▸ **Task prompt**: Copy each line below that includes "JSON".

▸ **Input data**:

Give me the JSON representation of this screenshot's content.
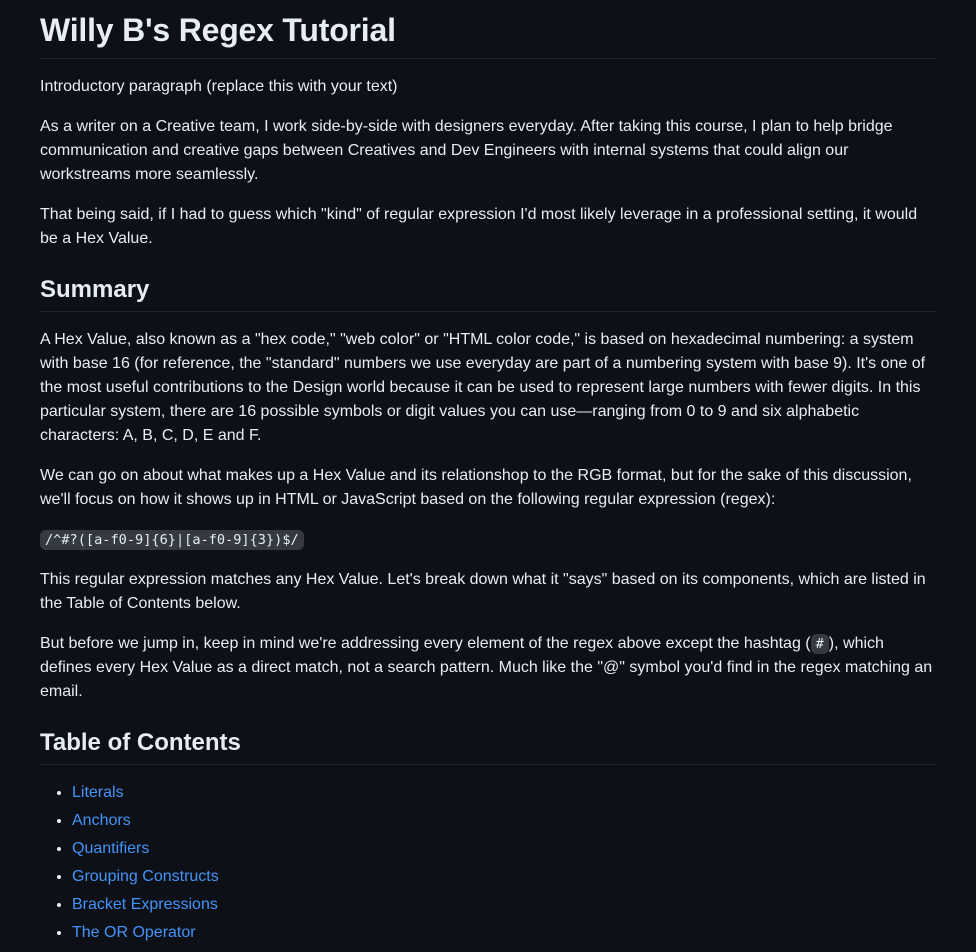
{
  "title": "Willy B's Regex Tutorial",
  "intro": "Introductory paragraph (replace this with your text)",
  "paragraph_1": "As a writer on a Creative team, I work side-by-side with designers everyday. After taking this course, I plan to help bridge communication and creative gaps between Creatives and Dev Engineers with internal systems that could align our workstreams more seamlessly.",
  "paragraph_2": "That being said, if I had to guess which \"kind\" of regular expression I'd most likely leverage in a professional setting, it would be a Hex Value.",
  "summary": {
    "heading": "Summary",
    "p1": "A Hex Value, also known as a \"hex code,\" \"web color\" or \"HTML color code,\" is based on hexadecimal numbering: a system with base 16 (for reference, the \"standard\" numbers we use everyday are part of a numbering system with base 9). It's one of the most useful contributions to the Design world because it can be used to represent large numbers with fewer digits. In this particular system, there are 16 possible symbols or digit values you can use—ranging from 0 to 9 and six alphabetic characters: A, B, C, D, E and F.",
    "p2": "We can go on about what makes up a Hex Value and its relationshop to the RGB format, but for the sake of this discussion, we'll focus on how it shows up in HTML or JavaScript based on the following regular expression (regex):",
    "regex": "/^#?([a-f0-9]{6}|[a-f0-9]{3})$/",
    "p3": "This regular expression matches any Hex Value. Let's break down what it \"says\" based on its components, which are listed in the Table of Contents below.",
    "p4_before": "But before we jump in, keep in mind we're addressing every element of the regex above except the hashtag (",
    "p4_code": "#",
    "p4_after": "), which defines every Hex Value as a direct match, not a search pattern. Much like the \"@\" symbol you'd find in the regex matching an email."
  },
  "toc": {
    "heading": "Table of Contents",
    "items": [
      "Literals",
      "Anchors",
      "Quantifiers",
      "Grouping Constructs",
      "Bracket Expressions",
      "The OR Operator"
    ]
  },
  "colors": {
    "background": "#0d1117",
    "text": "#e6edf3",
    "link": "#4493f8",
    "divider": "#21262d",
    "code_bg": "#343942"
  }
}
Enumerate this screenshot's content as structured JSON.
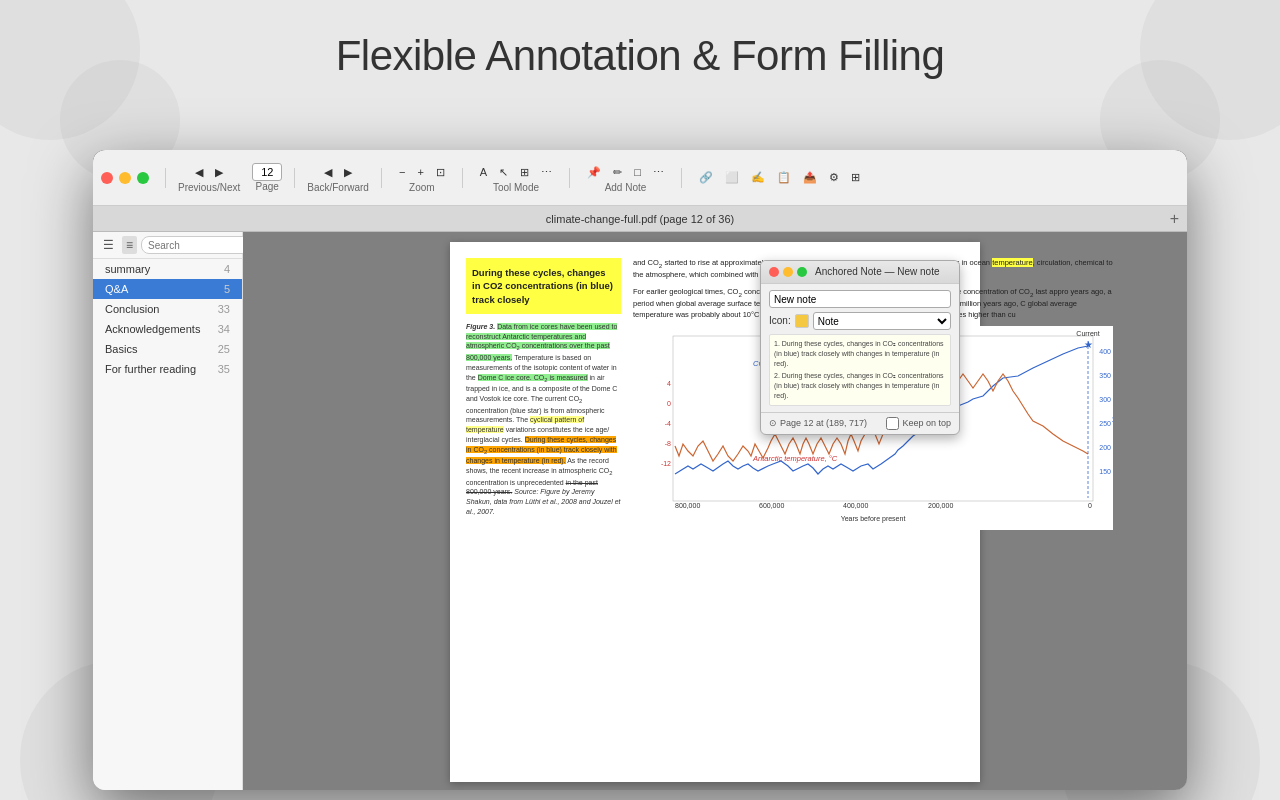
{
  "page": {
    "title": "Flexible Annotation & Form Filling",
    "window_title": "climate-change-full.pdf (page 12 of 36)",
    "tab_label": "climate-change-full.pdf (page 12 of 36)"
  },
  "toolbar": {
    "prev_next": "Previous/Next",
    "page_label": "Page",
    "page_number": "12",
    "back_forward": "Back/Forward",
    "zoom_label": "Zoom",
    "tool_mode": "Tool Mode",
    "add_note": "Add Note"
  },
  "sidebar": {
    "search_placeholder": "Search",
    "items": [
      {
        "label": "summary",
        "count": "4"
      },
      {
        "label": "Q&A",
        "count": "5"
      },
      {
        "label": "Conclusion",
        "count": "33"
      },
      {
        "label": "Acknowledgements",
        "count": "34"
      },
      {
        "label": "Basics",
        "count": "25"
      },
      {
        "label": "For further reading",
        "count": "35"
      }
    ]
  },
  "pdf": {
    "highlight_box_text": "During these cycles, changes in CO2 concentrations (in blue) track closely",
    "figure_caption_label": "Figure 3.",
    "figure_caption_text": "Data from ice cores have been used to reconstruct Antarctic temperatures and atmospheric CO2 concentrations over the past 800,000 years. Temperature is based on measurements of the isotopic content of water in the Dome C ice core. CO2 is measured in air trapped in ice, and is a composite of the Dome C and Vostok ice core. The current CO2 concentration (blue star) is from atmospheric measurements. The cyclical pattern of temperature variations constitutes the ice age/ interglacial cycles. During these cycles, changes in CO2 concentrations (in blue) track closely with changes in temperature (in red). As the record shows, the recent increase in atmospheric CO2 concentration is unprecedented in the past 800,000 years. Source: Figure by Jeremy Shakun, data from Lüthi et al., 2008 and Jouzel et al., 2007.",
    "right_col_text_1": "and CO2 started to rise at approximately the same time and continu 11,000 years ago. Changes in ocean temperature, circulation, chemi to the atmosphere, which combined with other feedbacks to push b",
    "right_col_text_2": "For earlier geological times, CO2 concentrations and temperature methods. Those suggest that the concentration of CO2 last appro years ago, a period when global average surface temperature is e higher than in the pre-industrial period. At 50 million years ago, C global average temperature was probably about 10°C warmer tha had little ice, and sea level was at least 60 metres higher than cu",
    "chart": {
      "title_co2": "CO2 concentration, ppm",
      "title_temp": "Antarctic temperature, °C",
      "x_label": "Years before present",
      "x_ticks": [
        "800,000",
        "600,000",
        "400,000",
        "200,000",
        "0"
      ],
      "y_right_ticks": [
        "400",
        "350",
        "300",
        "250",
        "200",
        "150"
      ],
      "y_left_ticks": [
        "4",
        "0",
        "-4",
        "-8",
        "-12"
      ]
    }
  },
  "anchored_note": {
    "title": "Anchored Note — New note",
    "input_placeholder": "New note",
    "icon_label": "Icon:",
    "icon_value": "Note",
    "content_line1": "1. During these cycles, changes in CO2 concentrations (in blue) track closely with changes in temperature (in red).",
    "content_line2": "2. During these cycles, changes in CO2 concentrations (in blue) track closely with changes in temperature (in red).",
    "page_info": "Page 12 at (189, 717)",
    "keep_on_top": "Keep on top"
  }
}
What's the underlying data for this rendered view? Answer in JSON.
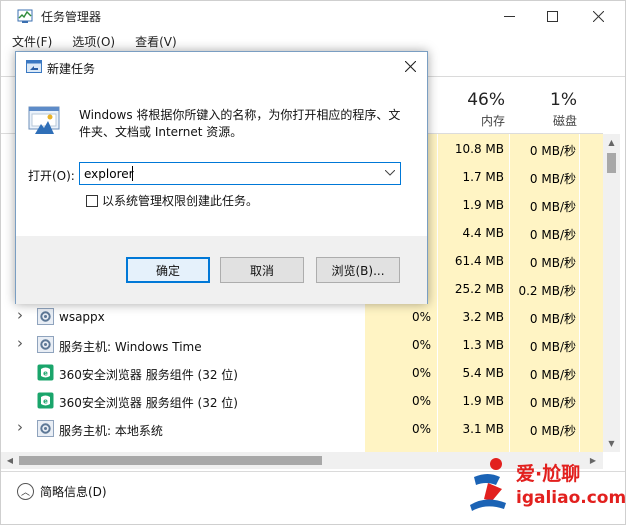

▸ **Finished exercise**:
Give me the JSON representation of this screenshot's content.
Enumerate this screenshot's content as structured JSON.
What's the underlying data for this rendered view? Answer in JSON.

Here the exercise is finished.